→ The input
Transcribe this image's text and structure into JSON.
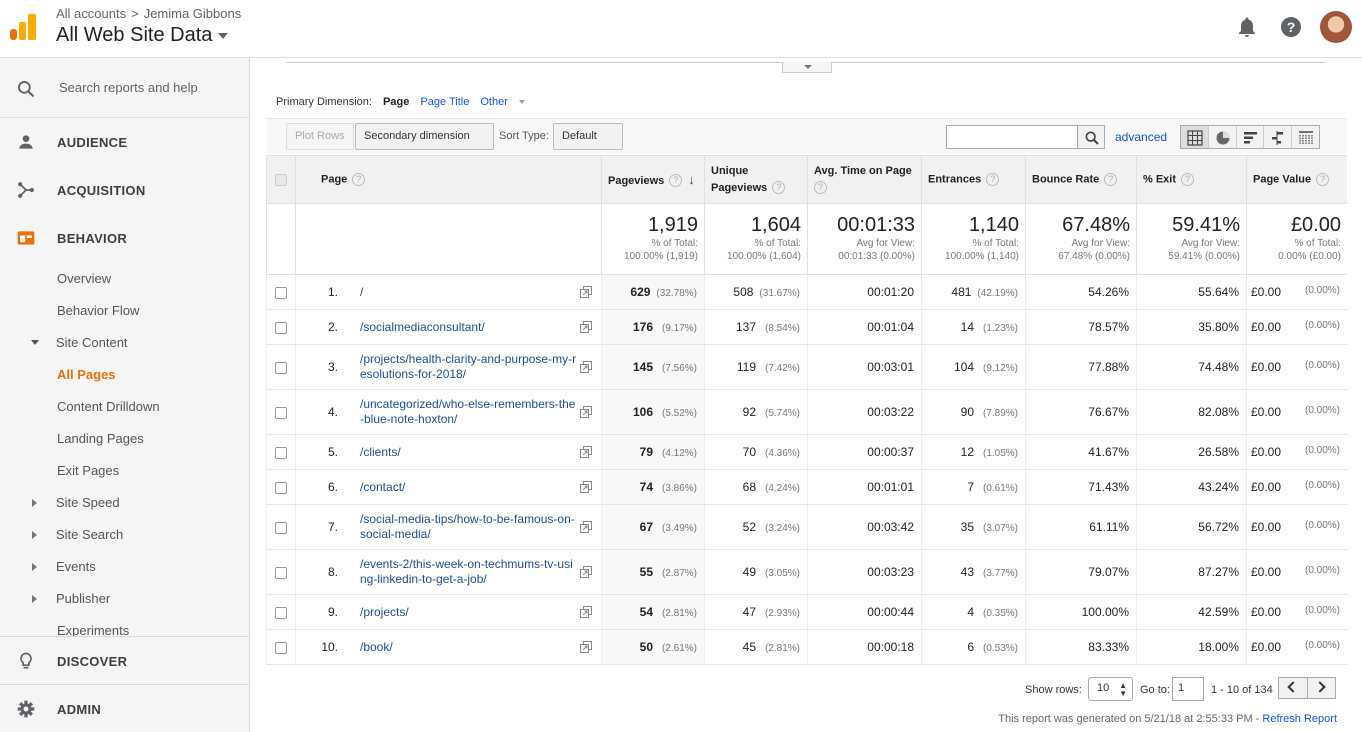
{
  "header": {
    "breadcrumb_root": "All accounts",
    "breadcrumb_sep": ">",
    "account": "Jemima Gibbons",
    "property": "All Web Site Data",
    "logo": "analytics-logo-icon",
    "icons": [
      "bell-icon",
      "help-icon",
      "user-avatar"
    ]
  },
  "sidebar": {
    "search_placeholder": "Search reports and help",
    "sections": {
      "audience": "AUDIENCE",
      "acquisition": "ACQUISITION",
      "behavior": "BEHAVIOR",
      "discover": "DISCOVER",
      "admin": "ADMIN"
    },
    "behavior_items": {
      "overview": "Overview",
      "behavior_flow": "Behavior Flow",
      "site_content": "Site Content",
      "all_pages": "All Pages",
      "content_drilldown": "Content Drilldown",
      "landing_pages": "Landing Pages",
      "exit_pages": "Exit Pages",
      "site_speed": "Site Speed",
      "site_search": "Site Search",
      "events": "Events",
      "publisher": "Publisher",
      "experiments": "Experiments"
    },
    "accent_color": "#e8710a"
  },
  "primary_dimension": {
    "label": "Primary Dimension:",
    "current": "Page",
    "options": [
      "Page Title",
      "Other"
    ]
  },
  "toolbar": {
    "plot_rows": "Plot Rows",
    "secondary_dimension": "Secondary dimension",
    "sort_type_label": "Sort Type:",
    "sort_type_value": "Default",
    "advanced": "advanced",
    "views": [
      "table-view-icon",
      "pie-view-icon",
      "bar-view-icon",
      "comparison-view-icon",
      "pivot-view-icon"
    ]
  },
  "table": {
    "columns": {
      "page": "Page",
      "pageviews": "Pageviews",
      "unique_pageviews": "Unique Pageviews",
      "avg_time": "Avg. Time on Page",
      "entrances": "Entrances",
      "bounce_rate": "Bounce Rate",
      "exit": "% Exit",
      "page_value": "Page Value"
    },
    "totals": {
      "pageviews": {
        "value": "1,919",
        "l1": "% of Total:",
        "l2": "100.00% (1,919)"
      },
      "unique_pageviews": {
        "value": "1,604",
        "l1": "% of Total:",
        "l2": "100.00% (1,604)"
      },
      "avg_time": {
        "value": "00:01:33",
        "l1": "Avg for View:",
        "l2": "00:01:33 (0.00%)"
      },
      "entrances": {
        "value": "1,140",
        "l1": "% of Total:",
        "l2": "100.00% (1,140)"
      },
      "bounce_rate": {
        "value": "67.48%",
        "l1": "Avg for View:",
        "l2": "67.48% (0.00%)"
      },
      "exit": {
        "value": "59.41%",
        "l1": "Avg for View:",
        "l2": "59.41% (0.00%)"
      },
      "page_value": {
        "value": "£0.00",
        "l1": "% of Total:",
        "l2": "0.00% (£0.00)"
      }
    },
    "rows": [
      {
        "num": "1.",
        "page": "/",
        "pv": "629",
        "pv_pct": "(32.78%)",
        "upv": "508",
        "upv_pct": "(31.67%)",
        "time": "00:01:20",
        "ent": "481",
        "ent_pct": "(42.19%)",
        "bounce": "54.26%",
        "exit": "55.64%",
        "val": "£0.00",
        "val_pct": "(0.00%)"
      },
      {
        "num": "2.",
        "page": "/socialmediaconsultant/",
        "pv": "176",
        "pv_pct": "(9.17%)",
        "upv": "137",
        "upv_pct": "(8.54%)",
        "time": "00:01:04",
        "ent": "14",
        "ent_pct": "(1.23%)",
        "bounce": "78.57%",
        "exit": "35.80%",
        "val": "£0.00",
        "val_pct": "(0.00%)"
      },
      {
        "num": "3.",
        "page": "/projects/health-clarity-and-purpose-my-resolutions-for-2018/",
        "pv": "145",
        "pv_pct": "(7.56%)",
        "upv": "119",
        "upv_pct": "(7.42%)",
        "time": "00:03:01",
        "ent": "104",
        "ent_pct": "(9.12%)",
        "bounce": "77.88%",
        "exit": "74.48%",
        "val": "£0.00",
        "val_pct": "(0.00%)"
      },
      {
        "num": "4.",
        "page": "/uncategorized/who-else-remembers-the-blue-note-hoxton/",
        "pv": "106",
        "pv_pct": "(5.52%)",
        "upv": "92",
        "upv_pct": "(5.74%)",
        "time": "00:03:22",
        "ent": "90",
        "ent_pct": "(7.89%)",
        "bounce": "76.67%",
        "exit": "82.08%",
        "val": "£0.00",
        "val_pct": "(0.00%)"
      },
      {
        "num": "5.",
        "page": "/clients/",
        "pv": "79",
        "pv_pct": "(4.12%)",
        "upv": "70",
        "upv_pct": "(4.36%)",
        "time": "00:00:37",
        "ent": "12",
        "ent_pct": "(1.05%)",
        "bounce": "41.67%",
        "exit": "26.58%",
        "val": "£0.00",
        "val_pct": "(0.00%)"
      },
      {
        "num": "6.",
        "page": "/contact/",
        "pv": "74",
        "pv_pct": "(3.86%)",
        "upv": "68",
        "upv_pct": "(4.24%)",
        "time": "00:01:01",
        "ent": "7",
        "ent_pct": "(0.61%)",
        "bounce": "71.43%",
        "exit": "43.24%",
        "val": "£0.00",
        "val_pct": "(0.00%)"
      },
      {
        "num": "7.",
        "page": "/social-media-tips/how-to-be-famous-on-social-media/",
        "pv": "67",
        "pv_pct": "(3.49%)",
        "upv": "52",
        "upv_pct": "(3.24%)",
        "time": "00:03:42",
        "ent": "35",
        "ent_pct": "(3.07%)",
        "bounce": "61.11%",
        "exit": "56.72%",
        "val": "£0.00",
        "val_pct": "(0.00%)"
      },
      {
        "num": "8.",
        "page": "/events-2/this-week-on-techmums-tv-using-linkedin-to-get-a-job/",
        "pv": "55",
        "pv_pct": "(2.87%)",
        "upv": "49",
        "upv_pct": "(3.05%)",
        "time": "00:03:23",
        "ent": "43",
        "ent_pct": "(3.77%)",
        "bounce": "79.07%",
        "exit": "87.27%",
        "val": "£0.00",
        "val_pct": "(0.00%)"
      },
      {
        "num": "9.",
        "page": "/projects/",
        "pv": "54",
        "pv_pct": "(2.81%)",
        "upv": "47",
        "upv_pct": "(2.93%)",
        "time": "00:00:44",
        "ent": "4",
        "ent_pct": "(0.35%)",
        "bounce": "100.00%",
        "exit": "42.59%",
        "val": "£0.00",
        "val_pct": "(0.00%)"
      },
      {
        "num": "10.",
        "page": "/book/",
        "pv": "50",
        "pv_pct": "(2.61%)",
        "upv": "45",
        "upv_pct": "(2.81%)",
        "time": "00:00:18",
        "ent": "6",
        "ent_pct": "(0.53%)",
        "bounce": "83.33%",
        "exit": "18.00%",
        "val": "£0.00",
        "val_pct": "(0.00%)"
      }
    ]
  },
  "pager": {
    "show_rows_label": "Show rows:",
    "show_rows_value": "10",
    "goto_label": "Go to:",
    "goto_value": "1",
    "range": "1 - 10 of 134",
    "generated": "This report was generated on 5/21/18 at 2:55:33 PM -",
    "refresh": "Refresh Report"
  }
}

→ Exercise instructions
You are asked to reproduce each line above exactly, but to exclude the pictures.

→ Solution below
Transcribe this image's text and structure into JSON.
{
  "header": {
    "breadcrumb_root": "All accounts",
    "breadcrumb_sep": ">",
    "account": "Jemima Gibbons",
    "property": "All Web Site Data",
    "logo": "analytics-logo-icon",
    "icons": [
      "bell-icon",
      "help-icon",
      "user-avatar"
    ]
  },
  "sidebar": {
    "search_placeholder": "Search reports and help",
    "sections": {
      "audience": "AUDIENCE",
      "acquisition": "ACQUISITION",
      "behavior": "BEHAVIOR",
      "discover": "DISCOVER",
      "admin": "ADMIN"
    },
    "behavior_items": {
      "overview": "Overview",
      "behavior_flow": "Behavior Flow",
      "site_content": "Site Content",
      "all_pages": "All Pages",
      "content_drilldown": "Content Drilldown",
      "landing_pages": "Landing Pages",
      "exit_pages": "Exit Pages",
      "site_speed": "Site Speed",
      "site_search": "Site Search",
      "events": "Events",
      "publisher": "Publisher",
      "experiments": "Experiments"
    },
    "accent_color": "#e8710a"
  },
  "primary_dimension": {
    "label": "Primary Dimension:",
    "current": "Page",
    "options": [
      "Page Title",
      "Other"
    ]
  },
  "toolbar": {
    "plot_rows": "Plot Rows",
    "secondary_dimension": "Secondary dimension",
    "sort_type_label": "Sort Type:",
    "sort_type_value": "Default",
    "advanced": "advanced",
    "views": [
      "table-view-icon",
      "pie-view-icon",
      "bar-view-icon",
      "comparison-view-icon",
      "pivot-view-icon"
    ]
  },
  "table": {
    "columns": {
      "page": "Page",
      "pageviews": "Pageviews",
      "unique_pageviews": "Unique Pageviews",
      "avg_time": "Avg. Time on Page",
      "entrances": "Entrances",
      "bounce_rate": "Bounce Rate",
      "exit": "% Exit",
      "page_value": "Page Value"
    },
    "totals": {
      "pageviews": {
        "value": "1,919",
        "l1": "% of Total:",
        "l2": "100.00% (1,919)"
      },
      "unique_pageviews": {
        "value": "1,604",
        "l1": "% of Total:",
        "l2": "100.00% (1,604)"
      },
      "avg_time": {
        "value": "00:01:33",
        "l1": "Avg for View:",
        "l2": "00:01:33 (0.00%)"
      },
      "entrances": {
        "value": "1,140",
        "l1": "% of Total:",
        "l2": "100.00% (1,140)"
      },
      "bounce_rate": {
        "value": "67.48%",
        "l1": "Avg for View:",
        "l2": "67.48% (0.00%)"
      },
      "exit": {
        "value": "59.41%",
        "l1": "Avg for View:",
        "l2": "59.41% (0.00%)"
      },
      "page_value": {
        "value": "£0.00",
        "l1": "% of Total:",
        "l2": "0.00% (£0.00)"
      }
    },
    "rows": [
      {
        "num": "1.",
        "page": "/",
        "pv": "629",
        "pv_pct": "(32.78%)",
        "upv": "508",
        "upv_pct": "(31.67%)",
        "time": "00:01:20",
        "ent": "481",
        "ent_pct": "(42.19%)",
        "bounce": "54.26%",
        "exit": "55.64%",
        "val": "£0.00",
        "val_pct": "(0.00%)"
      },
      {
        "num": "2.",
        "page": "/socialmediaconsultant/",
        "pv": "176",
        "pv_pct": "(9.17%)",
        "upv": "137",
        "upv_pct": "(8.54%)",
        "time": "00:01:04",
        "ent": "14",
        "ent_pct": "(1.23%)",
        "bounce": "78.57%",
        "exit": "35.80%",
        "val": "£0.00",
        "val_pct": "(0.00%)"
      },
      {
        "num": "3.",
        "page": "/projects/health-clarity-and-purpose-my-resolutions-for-2018/",
        "pv": "145",
        "pv_pct": "(7.56%)",
        "upv": "119",
        "upv_pct": "(7.42%)",
        "time": "00:03:01",
        "ent": "104",
        "ent_pct": "(9.12%)",
        "bounce": "77.88%",
        "exit": "74.48%",
        "val": "£0.00",
        "val_pct": "(0.00%)"
      },
      {
        "num": "4.",
        "page": "/uncategorized/who-else-remembers-the-blue-note-hoxton/",
        "pv": "106",
        "pv_pct": "(5.52%)",
        "upv": "92",
        "upv_pct": "(5.74%)",
        "time": "00:03:22",
        "ent": "90",
        "ent_pct": "(7.89%)",
        "bounce": "76.67%",
        "exit": "82.08%",
        "val": "£0.00",
        "val_pct": "(0.00%)"
      },
      {
        "num": "5.",
        "page": "/clients/",
        "pv": "79",
        "pv_pct": "(4.12%)",
        "upv": "70",
        "upv_pct": "(4.36%)",
        "time": "00:00:37",
        "ent": "12",
        "ent_pct": "(1.05%)",
        "bounce": "41.67%",
        "exit": "26.58%",
        "val": "£0.00",
        "val_pct": "(0.00%)"
      },
      {
        "num": "6.",
        "page": "/contact/",
        "pv": "74",
        "pv_pct": "(3.86%)",
        "upv": "68",
        "upv_pct": "(4.24%)",
        "time": "00:01:01",
        "ent": "7",
        "ent_pct": "(0.61%)",
        "bounce": "71.43%",
        "exit": "43.24%",
        "val": "£0.00",
        "val_pct": "(0.00%)"
      },
      {
        "num": "7.",
        "page": "/social-media-tips/how-to-be-famous-on-social-media/",
        "pv": "67",
        "pv_pct": "(3.49%)",
        "upv": "52",
        "upv_pct": "(3.24%)",
        "time": "00:03:42",
        "ent": "35",
        "ent_pct": "(3.07%)",
        "bounce": "61.11%",
        "exit": "56.72%",
        "val": "£0.00",
        "val_pct": "(0.00%)"
      },
      {
        "num": "8.",
        "page": "/events-2/this-week-on-techmums-tv-using-linkedin-to-get-a-job/",
        "pv": "55",
        "pv_pct": "(2.87%)",
        "upv": "49",
        "upv_pct": "(3.05%)",
        "time": "00:03:23",
        "ent": "43",
        "ent_pct": "(3.77%)",
        "bounce": "79.07%",
        "exit": "87.27%",
        "val": "£0.00",
        "val_pct": "(0.00%)"
      },
      {
        "num": "9.",
        "page": "/projects/",
        "pv": "54",
        "pv_pct": "(2.81%)",
        "upv": "47",
        "upv_pct": "(2.93%)",
        "time": "00:00:44",
        "ent": "4",
        "ent_pct": "(0.35%)",
        "bounce": "100.00%",
        "exit": "42.59%",
        "val": "£0.00",
        "val_pct": "(0.00%)"
      },
      {
        "num": "10.",
        "page": "/book/",
        "pv": "50",
        "pv_pct": "(2.61%)",
        "upv": "45",
        "upv_pct": "(2.81%)",
        "time": "00:00:18",
        "ent": "6",
        "ent_pct": "(0.53%)",
        "bounce": "83.33%",
        "exit": "18.00%",
        "val": "£0.00",
        "val_pct": "(0.00%)"
      }
    ]
  },
  "pager": {
    "show_rows_label": "Show rows:",
    "show_rows_value": "10",
    "goto_label": "Go to:",
    "goto_value": "1",
    "range": "1 - 10 of 134",
    "generated": "This report was generated on 5/21/18 at 2:55:33 PM -",
    "refresh": "Refresh Report"
  }
}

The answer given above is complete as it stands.